The International Nuremberg Principles Academy hosted an illustrated public lecture by Professor Gerry Simpson titled “One Hundred Years of Turpitude: A Century of War Crimes Trials”, on Monday 9 September 2019. The lecture took place at the historic Courtroom 600 of the Nuremberg Palace of Justice at 6pm.
Professor Gerry Simpson discussed war crimes trials, which took place in the 20th Century at both national and international levels. He traced the origins of international criminal law in five constitutional moments: at Versailles in 1919, in Moscow in the mid-thirties, at “Tokyoberg” (the dual moment of the Nuremberg and Tokyo trials) between 1945 and 1948, in Jerusalem in 1961, and in New York at the United Nations Security Council in the immediate aftermath of the Cold War. The talk was followed by a discussion with the audience moderated by Dr. Viviane Dittrich.

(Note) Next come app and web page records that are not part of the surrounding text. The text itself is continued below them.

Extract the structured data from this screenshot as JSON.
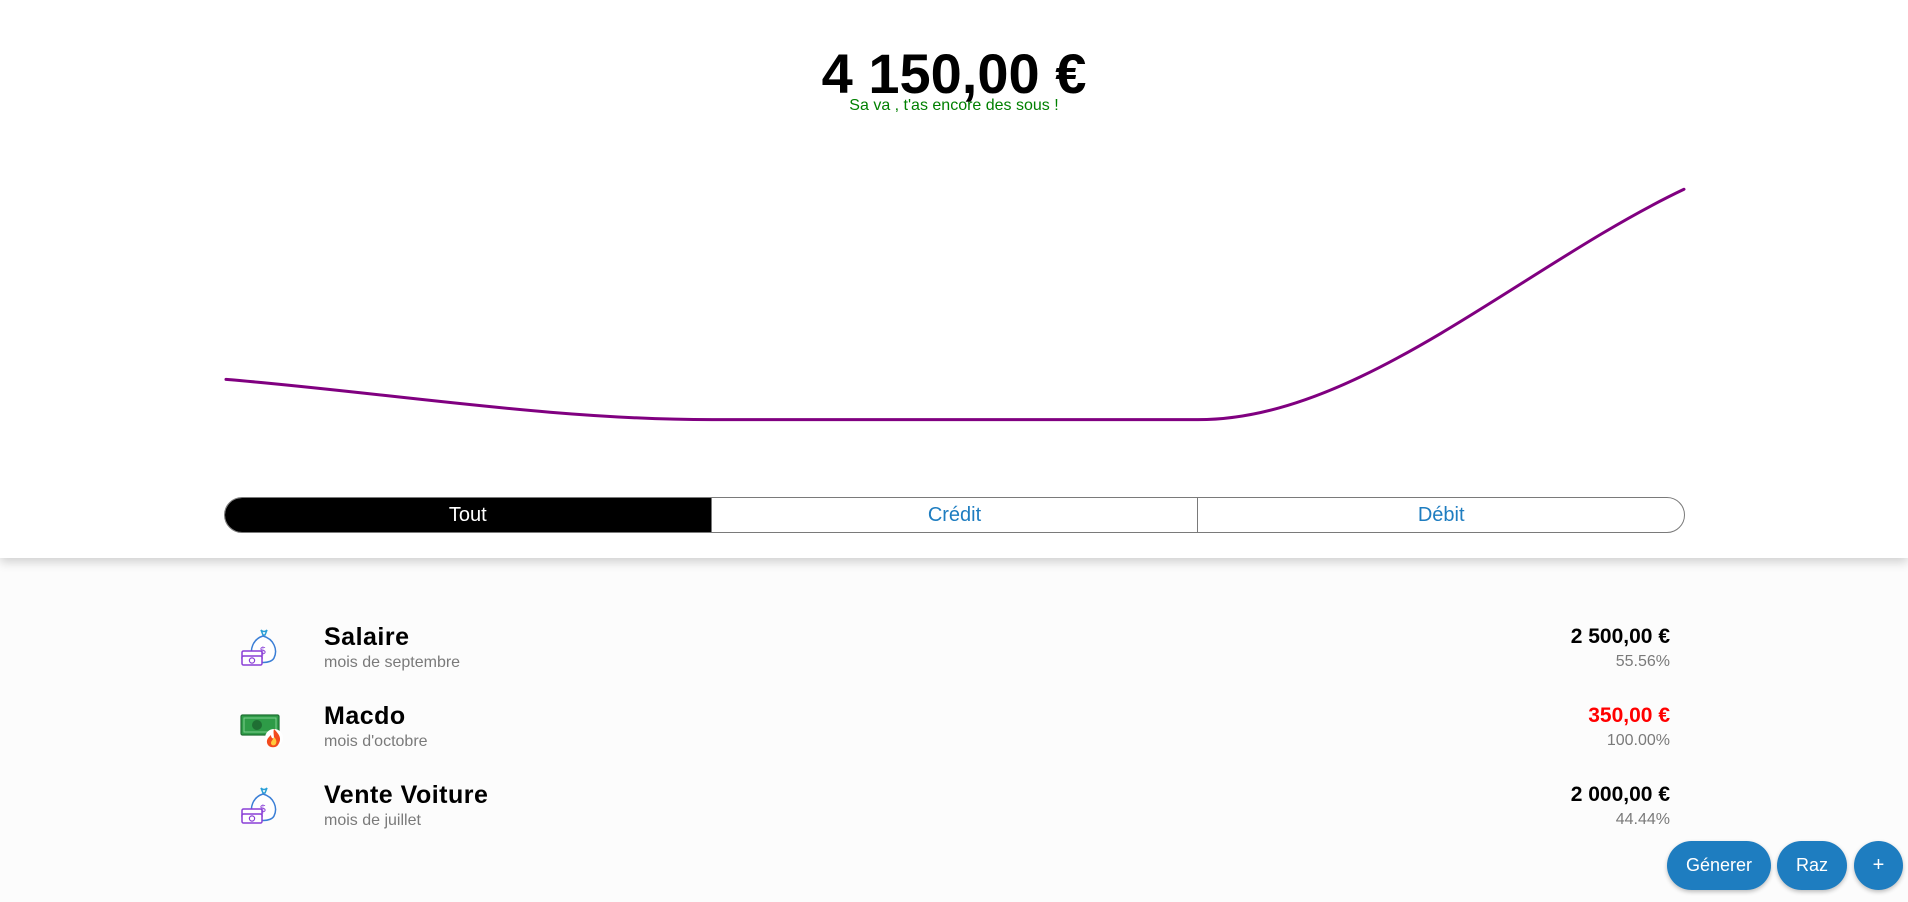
{
  "header": {
    "balance": "4 150,00 €",
    "message": "Sa va , t'as encore des sous !",
    "message_color": "#008000"
  },
  "chart_data": {
    "type": "line",
    "title": "",
    "xlabel": "",
    "ylabel": "",
    "grid": false,
    "line_color": "#800080",
    "x": [
      0,
      1,
      2,
      3
    ],
    "y": [
      2500,
      2150,
      2150,
      4150
    ]
  },
  "filters": {
    "active": "Tout",
    "tabs": [
      {
        "label": "Tout"
      },
      {
        "label": "Crédit"
      },
      {
        "label": "Débit"
      }
    ]
  },
  "transactions": [
    {
      "title": "Salaire",
      "period": "mois de septembre",
      "amount": "2 500,00 €",
      "percent": "55.56%",
      "type": "credit",
      "icon": "money-bag-icon"
    },
    {
      "title": "Macdo",
      "period": "mois d'octobre",
      "amount": "350,00 €",
      "percent": "100.00%",
      "type": "debit",
      "icon": "burning-cash-icon"
    },
    {
      "title": "Vente Voiture",
      "period": "mois de juillet",
      "amount": "2 000,00 €",
      "percent": "44.44%",
      "type": "credit",
      "icon": "money-bag-icon"
    }
  ],
  "actions": {
    "generate_label": "Génerer",
    "reset_label": "Raz",
    "add_label": "+"
  },
  "colors": {
    "accent": "#1e7dc0",
    "credit": "#000000",
    "debit": "#ff0000"
  }
}
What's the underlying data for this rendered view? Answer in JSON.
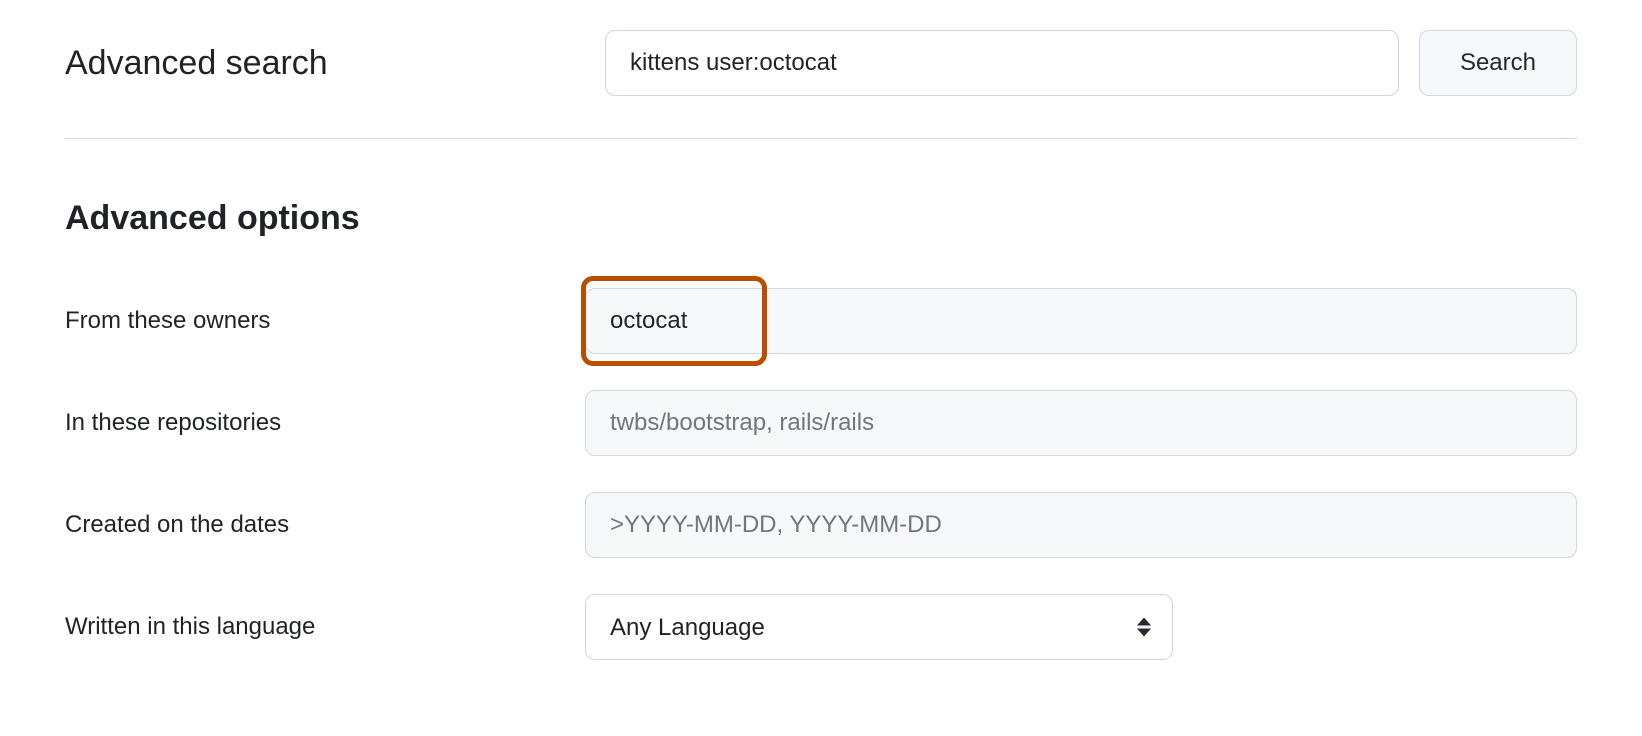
{
  "header": {
    "title": "Advanced search",
    "search_value": "kittens user:octocat",
    "search_button_label": "Search"
  },
  "options": {
    "section_title": "Advanced options",
    "fields": {
      "owners": {
        "label": "From these owners",
        "value": "octocat",
        "placeholder": ""
      },
      "repositories": {
        "label": "In these repositories",
        "value": "",
        "placeholder": "twbs/bootstrap, rails/rails"
      },
      "created": {
        "label": "Created on the dates",
        "value": "",
        "placeholder": ">YYYY-MM-DD, YYYY-MM-DD"
      },
      "language": {
        "label": "Written in this language",
        "selected": "Any Language"
      }
    }
  }
}
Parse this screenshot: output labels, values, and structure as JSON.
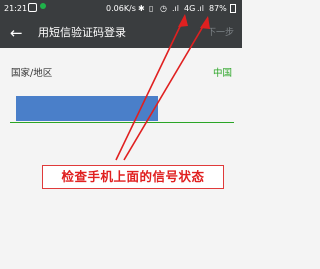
{
  "status_bar": {
    "time": "21:21",
    "speed": "0.06K/s",
    "network": "4G",
    "battery": "87%"
  },
  "app_bar": {
    "back_icon": "arrow-left-icon",
    "title": "用短信验证码登录",
    "next_label": "下一步"
  },
  "form": {
    "country_label": "国家/地区",
    "country_value": "中国"
  },
  "annotation": {
    "text": "检查手机上面的信号状态"
  },
  "colors": {
    "bar_bg": "#3a3d3f",
    "accent_green": "#2aa526",
    "annotation_red": "#e02020",
    "redaction_blue": "#4a7fc9"
  }
}
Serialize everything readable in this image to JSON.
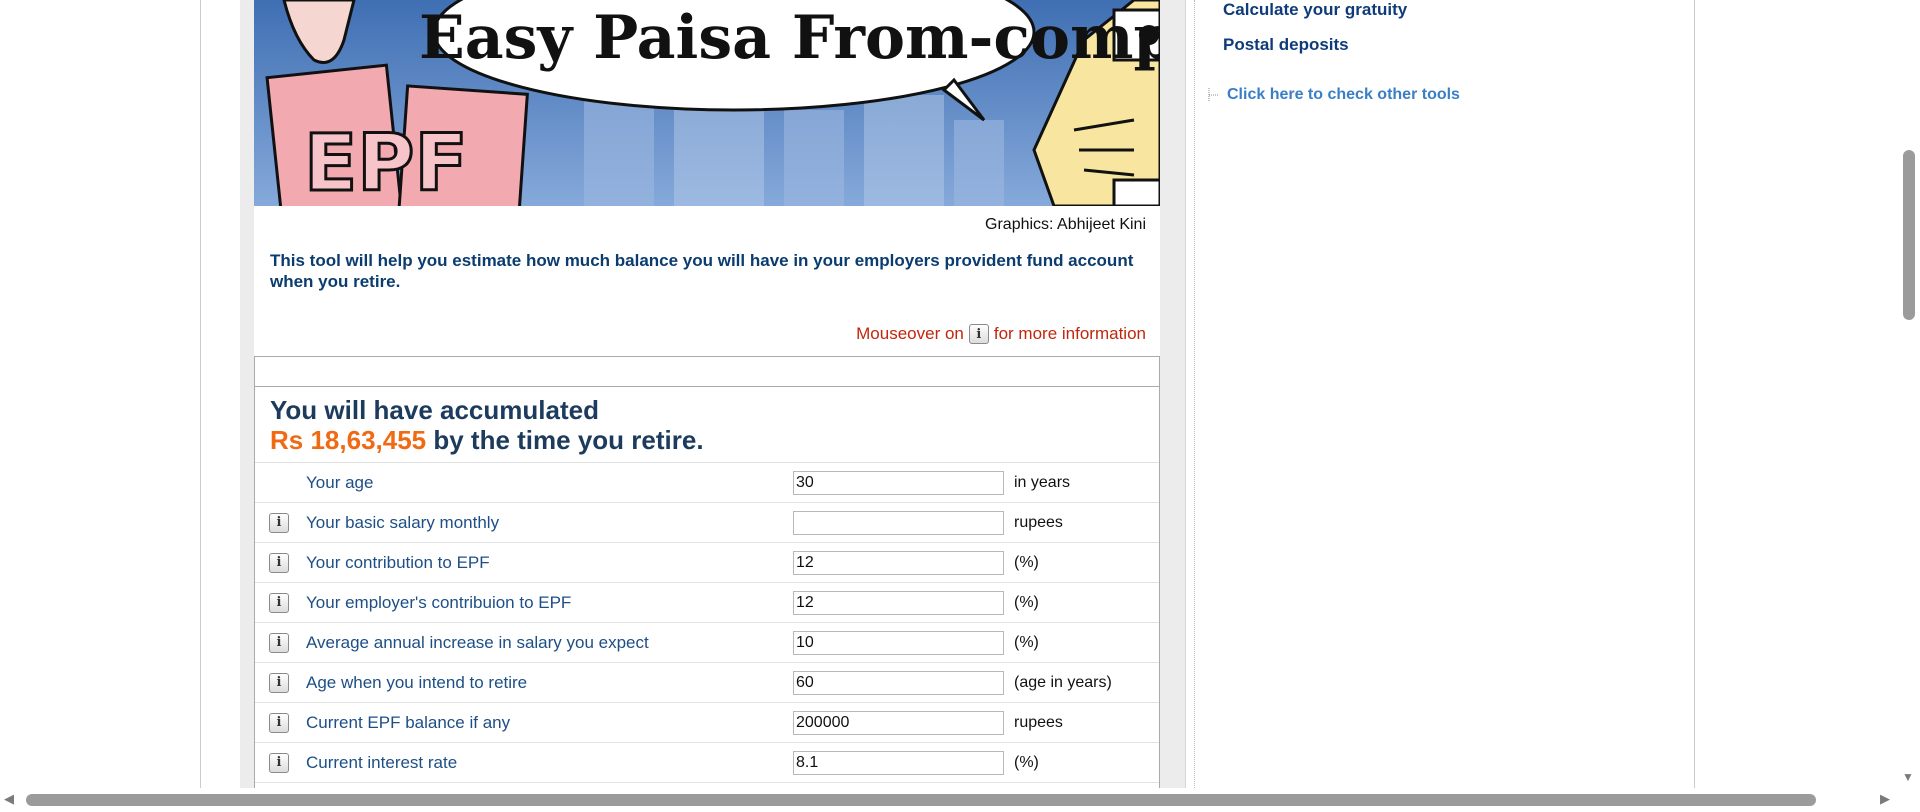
{
  "banner": {
    "headline": "Easy Paisa From-company!",
    "sign_text": "EPF"
  },
  "credit": "Graphics: Abhijeet Kini",
  "intro": "This tool will help you estimate how much balance you will have in your employers provident fund account when you retire.",
  "mouseover": {
    "before": "Mouseover on",
    "after": "for more information",
    "icon": "info-icon"
  },
  "result": {
    "line1": "You will have accumulated",
    "amount": "Rs 18,63,455",
    "suffix": " by the time you retire."
  },
  "fields": [
    {
      "label": "Your age",
      "value": "30",
      "unit": "in years",
      "has_info": false
    },
    {
      "label": "Your basic salary monthly",
      "value": "",
      "unit": "rupees",
      "has_info": true
    },
    {
      "label": "Your contribution to EPF",
      "value": "12",
      "unit": "(%)",
      "has_info": true
    },
    {
      "label": "Your employer's contribuion to EPF",
      "value": "12",
      "unit": "(%)",
      "has_info": true
    },
    {
      "label": "Average annual increase in salary you expect",
      "value": "10",
      "unit": "(%)",
      "has_info": true
    },
    {
      "label": "Age when you intend to retire",
      "value": "60",
      "unit": "(age in years)",
      "has_info": true
    },
    {
      "label": "Current EPF balance if any",
      "value": "200000",
      "unit": "rupees",
      "has_info": true
    },
    {
      "label": "Current interest rate",
      "value": "8.1",
      "unit": "(%)",
      "has_info": true
    }
  ],
  "sidebar": {
    "links": [
      "Calculate your gratuity",
      "Postal deposits"
    ],
    "tools_link": "Click here to check other tools"
  },
  "colors": {
    "accent_orange": "#f06a14",
    "link_blue": "#0f3c79",
    "note_red": "#c0270c"
  }
}
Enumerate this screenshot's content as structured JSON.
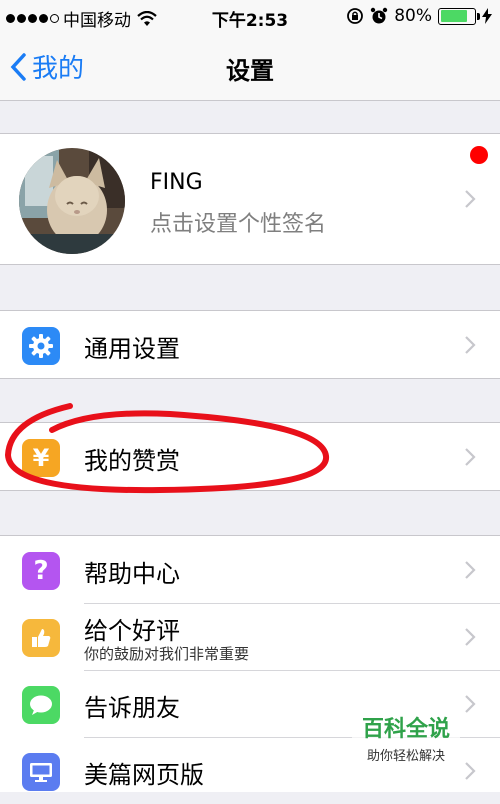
{
  "status_bar": {
    "carrier": "中国移动",
    "time": "下午2:53",
    "battery": "80%",
    "battery_level": 0.8,
    "battery_color": "#4cd964"
  },
  "nav": {
    "back_label": "我的",
    "title": "设置",
    "accent_color": "#1a7cf5"
  },
  "profile": {
    "name": "FING",
    "signature": "点击设置个性签名",
    "badge_color": "#ff0000"
  },
  "settings": {
    "general": "通用设置",
    "appreciation": "我的赞赏",
    "appreciation_symbol": "¥"
  },
  "more": {
    "help": "帮助中心",
    "rate": "给个好评",
    "rate_sub": "你的鼓励对我们非常重要",
    "tell_friends": "告诉朋友",
    "web_version": "美篇网页版"
  },
  "watermark": {
    "title": "百科全说",
    "subtitle": "助你轻松解决"
  },
  "icons": {
    "general": "gear-icon",
    "appreciation": "yen-icon",
    "help": "question-icon",
    "rate": "thumbs-up-icon",
    "tell_friends": "chat-bubble-icon",
    "web_version": "monitor-icon"
  }
}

Gerry Simpson is a Professor of International Law at the London School of Economics and Political Science. He previously taught at the University of Melbourne and the Australian National University. He is the author of Great Powers and Outlaw States (Cambridge University Press, 2004) and Law, War and Crime: War Crimes Trials and the Reinvention of International Law (Polity Press, 2007). His recent publications include The Hidden Histories of War Crimes Trials (ed. with Kevin Heller) (Oxford University Press, 2013); Beyond Victor’s Justice: The Tokyo War Crimes Trial Revisited (ed. with Yuki Tanaka and Tim McCormack) (Martinus Nijhoff Publishers, 2011) and Who’s Afraid of International Law (ed. with Raimond Gaita) (Monash University Press, 2017).
The lecture was held in English.